# Aim of the exercise
If a line below contains the word "خيار", count it; give only the total.

BEGIN Records for this task

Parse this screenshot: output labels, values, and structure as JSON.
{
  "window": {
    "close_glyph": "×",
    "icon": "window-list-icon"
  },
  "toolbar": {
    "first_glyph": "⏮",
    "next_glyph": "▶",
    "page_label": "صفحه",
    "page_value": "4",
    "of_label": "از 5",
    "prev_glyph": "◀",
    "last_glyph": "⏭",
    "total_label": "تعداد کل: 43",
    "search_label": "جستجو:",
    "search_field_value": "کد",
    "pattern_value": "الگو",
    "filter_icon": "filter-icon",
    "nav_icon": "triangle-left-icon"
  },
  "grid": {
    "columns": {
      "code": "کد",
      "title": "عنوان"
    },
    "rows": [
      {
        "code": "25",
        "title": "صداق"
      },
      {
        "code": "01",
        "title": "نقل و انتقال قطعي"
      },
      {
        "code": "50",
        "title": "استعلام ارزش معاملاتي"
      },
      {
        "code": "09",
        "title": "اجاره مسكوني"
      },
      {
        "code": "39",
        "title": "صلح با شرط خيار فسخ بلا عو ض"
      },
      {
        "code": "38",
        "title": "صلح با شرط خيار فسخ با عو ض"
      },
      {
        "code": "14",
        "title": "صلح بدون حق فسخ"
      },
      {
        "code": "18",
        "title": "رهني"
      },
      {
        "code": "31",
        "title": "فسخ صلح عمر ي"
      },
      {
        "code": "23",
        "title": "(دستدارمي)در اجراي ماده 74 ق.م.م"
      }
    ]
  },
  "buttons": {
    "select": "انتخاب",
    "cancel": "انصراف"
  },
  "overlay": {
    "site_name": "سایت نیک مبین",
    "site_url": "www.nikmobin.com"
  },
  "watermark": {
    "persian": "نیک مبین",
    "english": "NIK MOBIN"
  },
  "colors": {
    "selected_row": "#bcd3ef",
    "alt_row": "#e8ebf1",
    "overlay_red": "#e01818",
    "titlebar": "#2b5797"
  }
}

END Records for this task

# Answer area
2